**EXERCISE GOAL**
Report how many lines in the data include "affidamento", with the number as the only reply.

**RECORD EXCERPTS**
▬▬▬▬▬▬▬▬▬▬
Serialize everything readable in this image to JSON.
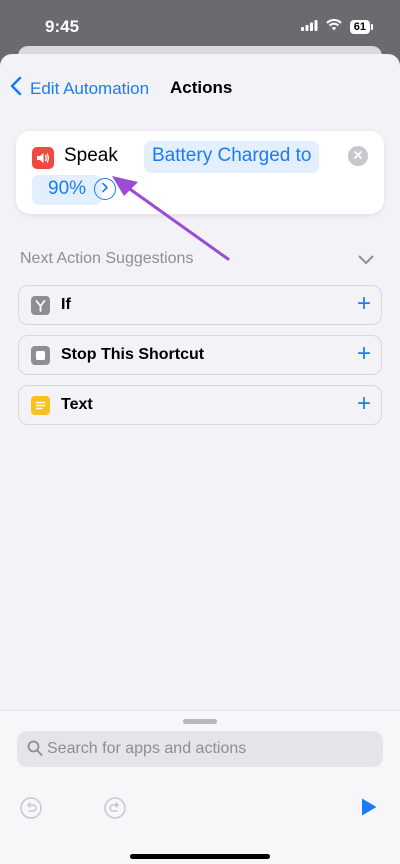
{
  "status": {
    "time": "9:45",
    "battery": "61"
  },
  "nav": {
    "back_label": "Edit Automation",
    "title": "Actions"
  },
  "action": {
    "name": "Speak",
    "param_line1": "Battery Charged to",
    "param_line2": "90%"
  },
  "suggestions": {
    "title": "Next Action Suggestions",
    "items": [
      {
        "label": "If",
        "icon": "if-icon",
        "color": "#8e8e93"
      },
      {
        "label": "Stop This Shortcut",
        "icon": "stop-icon",
        "color": "#8e8e93"
      },
      {
        "label": "Text",
        "icon": "text-icon",
        "color": "#f7c21b"
      }
    ]
  },
  "search": {
    "placeholder": "Search for apps and actions"
  },
  "colors": {
    "accent": "#1a7cf5",
    "speak_icon": "#ef4a3f",
    "annotation_arrow": "#9b4bd8"
  }
}
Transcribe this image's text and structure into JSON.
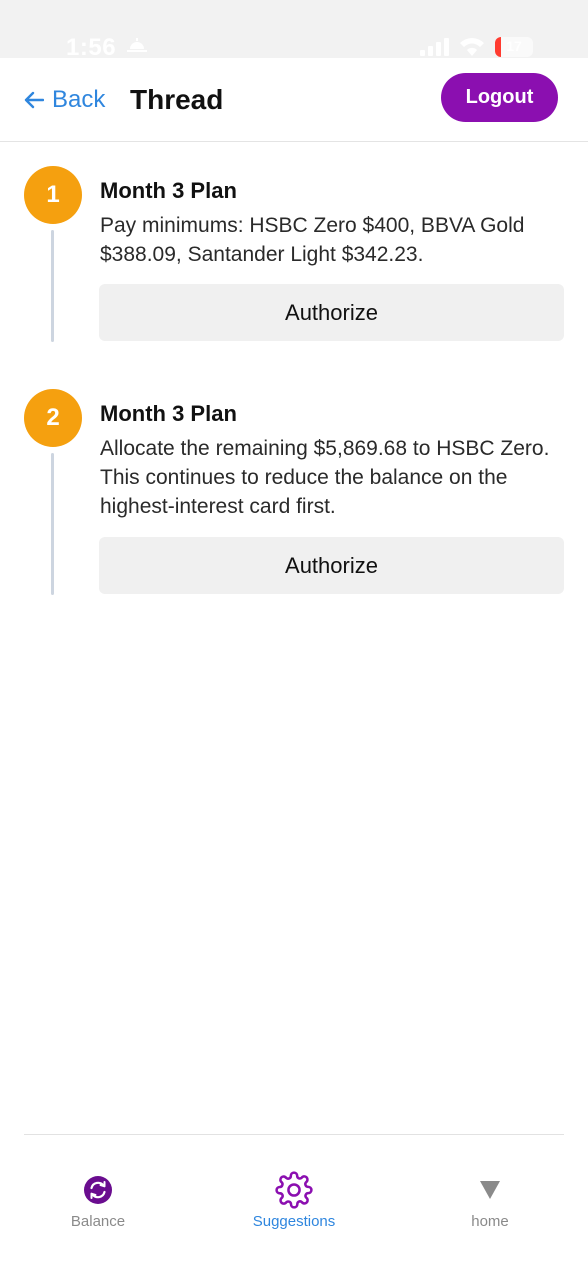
{
  "status_bar": {
    "time": "1:56",
    "battery": "17",
    "battery_level": 0.17,
    "battery_color": "#ff3b30"
  },
  "header": {
    "back_label": "Back",
    "title": "Thread",
    "logout_label": "Logout",
    "accent_color": "#8b0fb0",
    "link_color": "#2f86de"
  },
  "steps": [
    {
      "number": "1",
      "title": "Month 3 Plan",
      "description": "Pay minimums: HSBC Zero $400, BBVA Gold $388.09, Santander Light $342.23.",
      "button_label": "Authorize"
    },
    {
      "number": "2",
      "title": "Month 3 Plan",
      "description": "Allocate the remaining $5,869.68 to HSBC Zero. This continues to reduce the balance on the highest-interest card first.",
      "button_label": "Authorize"
    }
  ],
  "step_color": "#f5a00f",
  "bottom_nav": {
    "items": [
      {
        "label": "Balance",
        "icon": "refresh-circle-icon",
        "active": false
      },
      {
        "label": "Suggestions",
        "icon": "gear-icon",
        "active": true
      },
      {
        "label": "home",
        "icon": "triangle-down-icon",
        "active": false
      }
    ]
  }
}
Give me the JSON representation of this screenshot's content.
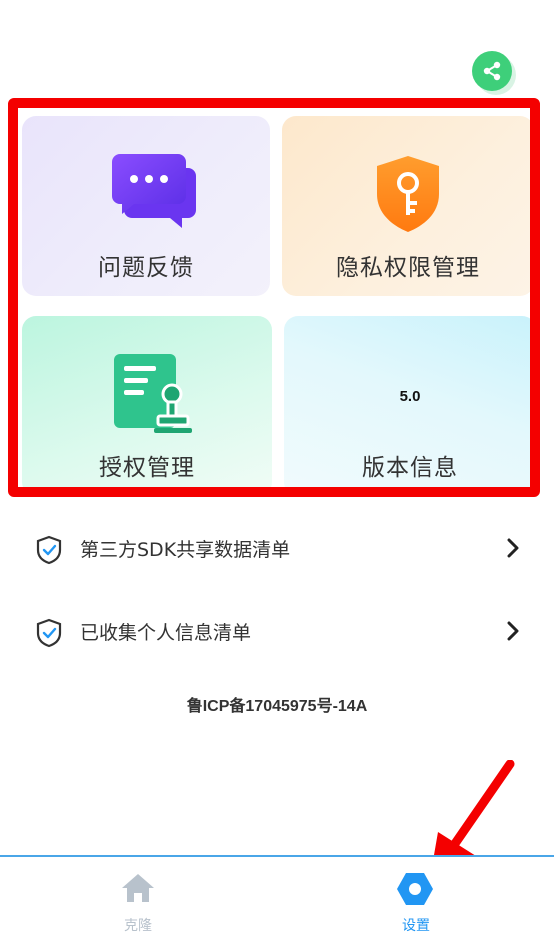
{
  "cards": {
    "feedback": {
      "label": "问题反馈",
      "icon": "chat-bubbles-icon"
    },
    "privacy": {
      "label": "隐私权限管理",
      "icon": "key-shield-icon"
    },
    "authorization": {
      "label": "授权管理",
      "icon": "document-stamp-icon"
    },
    "version": {
      "label": "版本信息",
      "value": "5.0"
    }
  },
  "list": [
    {
      "label": "第三方SDK共享数据清单",
      "icon": "shield-check-icon"
    },
    {
      "label": "已收集个人信息清单",
      "icon": "shield-check-icon"
    }
  ],
  "icp": "鲁ICP备17045975号-14A",
  "tabs": [
    {
      "label": "克隆",
      "icon": "home-icon",
      "active": false
    },
    {
      "label": "设置",
      "icon": "settings-icon",
      "active": true
    }
  ],
  "colors": {
    "accent": "#2196f3",
    "highlight_border": "#f40000",
    "share": "#3ecf7a",
    "inactive_tab": "#b8c2cc"
  }
}
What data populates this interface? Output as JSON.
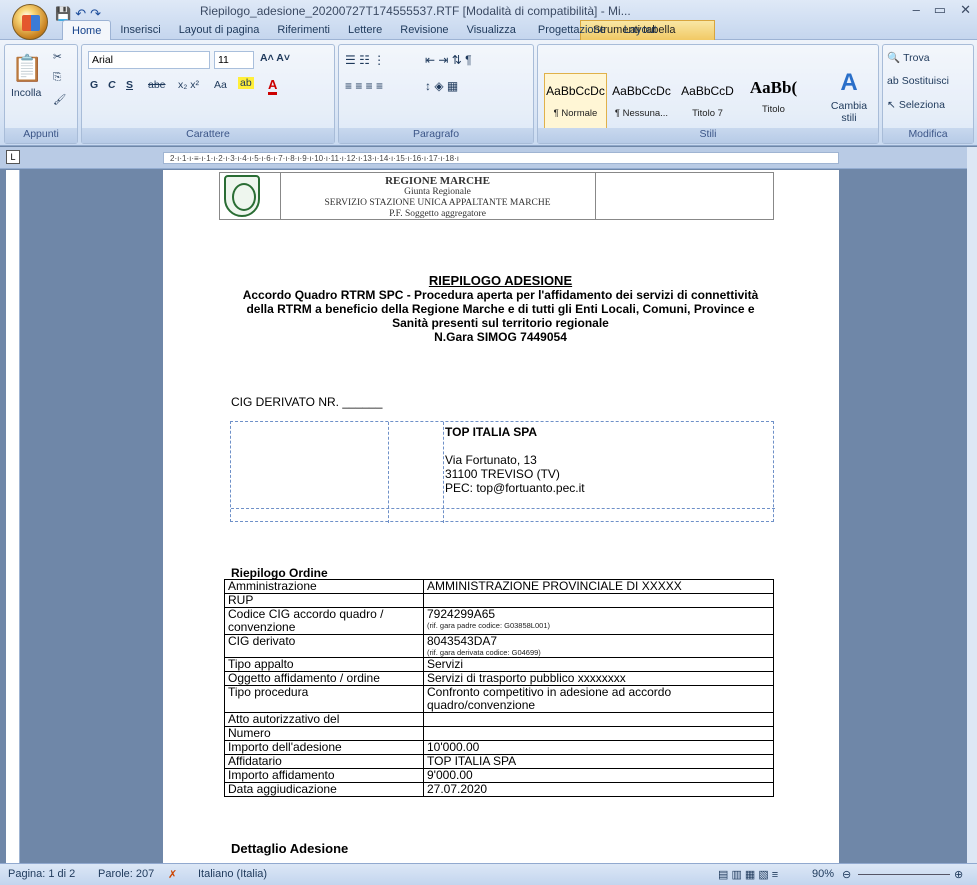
{
  "window": {
    "title": "Riepilogo_adesione_20200727T174555537.RTF [Modalità di compatibilità] - Mi...",
    "context_tab": "Strumenti tabella"
  },
  "tabs": [
    "Home",
    "Inserisci",
    "Layout di pagina",
    "Riferimenti",
    "Lettere",
    "Revisione",
    "Visualizza",
    "Progettazione",
    "Layout"
  ],
  "ribbon": {
    "clipboard": {
      "paste": "Incolla",
      "label": "Appunti"
    },
    "font": {
      "name": "Arial",
      "size": "11",
      "bold": "G",
      "italic": "C",
      "underline": "S",
      "strike": "abe",
      "label": "Carattere"
    },
    "paragraph": {
      "label": "Paragrafo"
    },
    "styles": {
      "label": "Stili",
      "items": [
        {
          "sample": "AaBbCcDc",
          "name": "¶ Normale"
        },
        {
          "sample": "AaBbCcDc",
          "name": "¶ Nessuna..."
        },
        {
          "sample": "AaBbCcD",
          "name": "Titolo 7"
        },
        {
          "sample": "AaBb(",
          "name": "Titolo"
        }
      ],
      "change": "Cambia stili"
    },
    "edit": {
      "find": "Trova",
      "replace": "Sostituisci",
      "select": "Seleziona",
      "label": "Modifica"
    }
  },
  "ruler_text": "2·ı·1·ı·≡·ı·1·ı·2·ı·3·ı·4·ı·5·ı·6·ı·7·ı·8·ı·9·ı·10·ı·11·ı·12·ı·13·ı·14·ı·15·ı·16·ı·17·ı·18·ı",
  "document": {
    "header": {
      "l1": "REGIONE MARCHE",
      "l2": "Giunta Regionale",
      "l3": "SERVIZIO STAZIONE UNICA APPALTANTE MARCHE",
      "l4": "P.F. Soggetto aggregatore"
    },
    "title": {
      "main": "RIEPILOGO ADESIONE",
      "l1": "Accordo Quadro RTRM SPC - Procedura aperta per l'affidamento dei servizi di connettività",
      "l2": "della RTRM a beneficio della Regione Marche e di tutti gli Enti Locali, Comuni, Province e",
      "l3": "Sanità presenti sul territorio regionale",
      "l4": "N.Gara SIMOG 7449054"
    },
    "cig_line": "CIG DERIVATO NR. ______",
    "address": {
      "company": "TOP ITALIA SPA",
      "street": "Via Fortunato, 13",
      "city": "31100 TREVISO (TV)",
      "pec": "PEC: top@fortuanto.pec.it"
    },
    "order_title": "Riepilogo Ordine",
    "order": [
      {
        "k": "Amministrazione",
        "v": "AMMINISTRAZIONE PROVINCIALE DI XXXXX",
        "s": ""
      },
      {
        "k": "RUP",
        "v": "",
        "s": ""
      },
      {
        "k": "Codice CIG accordo quadro / convenzione",
        "v": "7924299A65",
        "s": "(rif. gara padre codice: G03858L001)"
      },
      {
        "k": "CIG derivato",
        "v": "8043543DA7",
        "s": "(rif. gara derivata codice: G04699)"
      },
      {
        "k": "Tipo appalto",
        "v": "Servizi",
        "s": ""
      },
      {
        "k": "Oggetto affidamento / ordine",
        "v": "Servizi di trasporto pubblico xxxxxxxx",
        "s": ""
      },
      {
        "k": "Tipo procedura",
        "v": "Confronto competitivo in adesione ad accordo quadro/convenzione",
        "s": ""
      },
      {
        "k": "Atto autorizzativo del",
        "v": "",
        "s": ""
      },
      {
        "k": "Numero",
        "v": "",
        "s": ""
      },
      {
        "k": "Importo dell'adesione",
        "v": "10'000.00",
        "s": ""
      },
      {
        "k": "Affidatario",
        "v": "TOP ITALIA SPA",
        "s": ""
      },
      {
        "k": "Importo affidamento",
        "v": "9'000.00",
        "s": ""
      },
      {
        "k": "Data aggiudicazione",
        "v": "27.07.2020",
        "s": ""
      }
    ],
    "detail_title": "Dettaglio Adesione"
  },
  "status": {
    "page": "Pagina: 1 di 2",
    "words": "Parole: 207",
    "lang": "Italiano (Italia)",
    "zoom": "90%"
  }
}
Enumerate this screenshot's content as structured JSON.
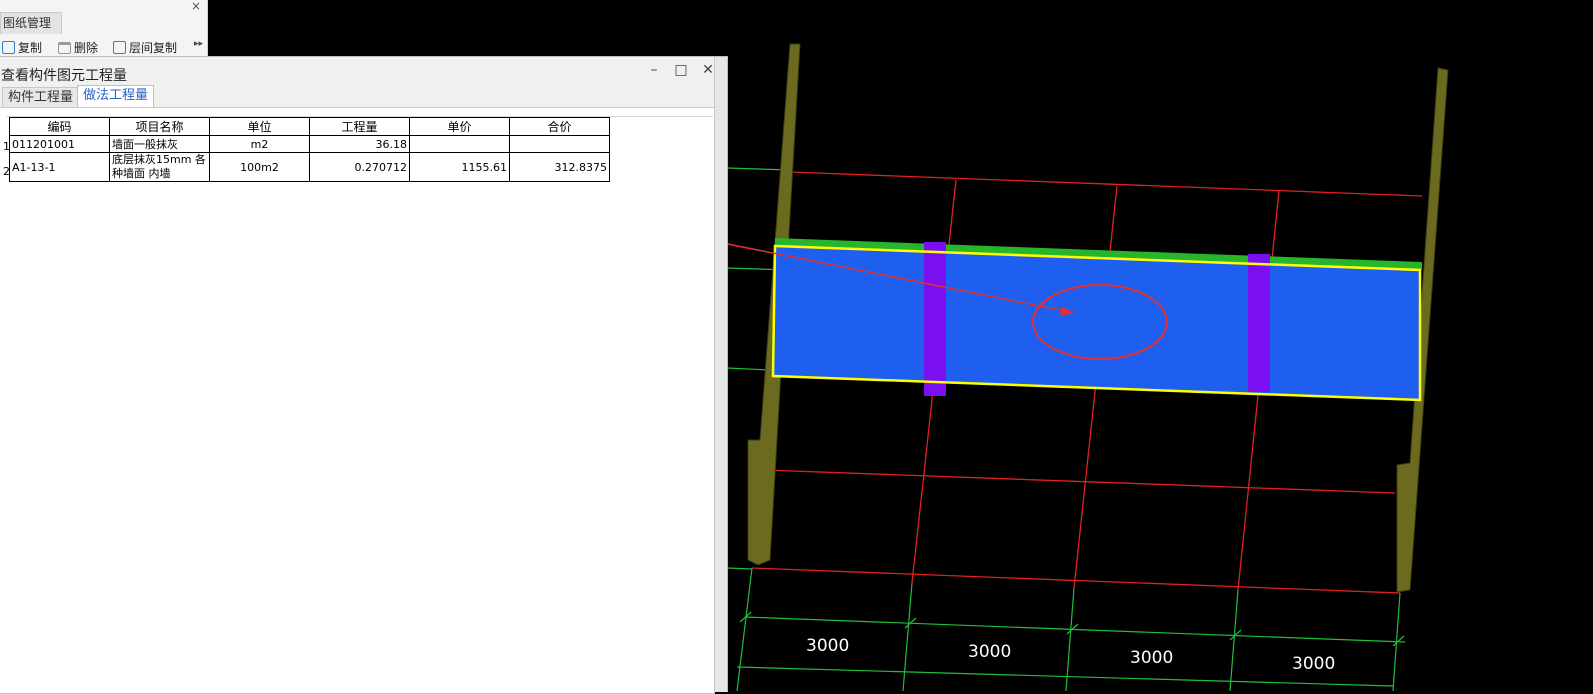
{
  "drawing_manager": {
    "tab_label": "图纸管理",
    "toolbar": {
      "copy": "复制",
      "delete": "删除",
      "floor_copy": "层间复制"
    }
  },
  "dialog": {
    "title": "查看构件图元工程量",
    "tabs": [
      {
        "label": "构件工程量",
        "active": false
      },
      {
        "label": "做法工程量",
        "active": true
      }
    ],
    "table": {
      "headers": [
        "编码",
        "项目名称",
        "单位",
        "工程量",
        "单价",
        "合价"
      ],
      "rows": [
        {
          "index": "1",
          "code": "011201001",
          "name": "墙面一般抹灰",
          "unit": "m2",
          "quantity": "36.18",
          "unit_price": "",
          "total": ""
        },
        {
          "index": "2",
          "code": "A1-13-1",
          "name_line1": "底层抹灰15mm 各",
          "name_line2": "种墙面 内墙",
          "unit": "100m2",
          "quantity": "0.270712",
          "unit_price": "1155.61",
          "total": "312.8375"
        }
      ]
    }
  },
  "viewport": {
    "dimension_labels": [
      "3000",
      "3000",
      "3000",
      "3000"
    ],
    "colors": {
      "background": "#000000",
      "grid_axis": "#e02020",
      "dimension_lines": "#1fbf3a",
      "wall_face": "#1e5fef",
      "wall_top": "#27b52b",
      "column": "#7a10f0",
      "selection": "#ffff00",
      "side_walls": "#6b6b1f",
      "annotation": "#e03030"
    }
  }
}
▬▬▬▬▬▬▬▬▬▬
**EXPECTED ANSWER**
3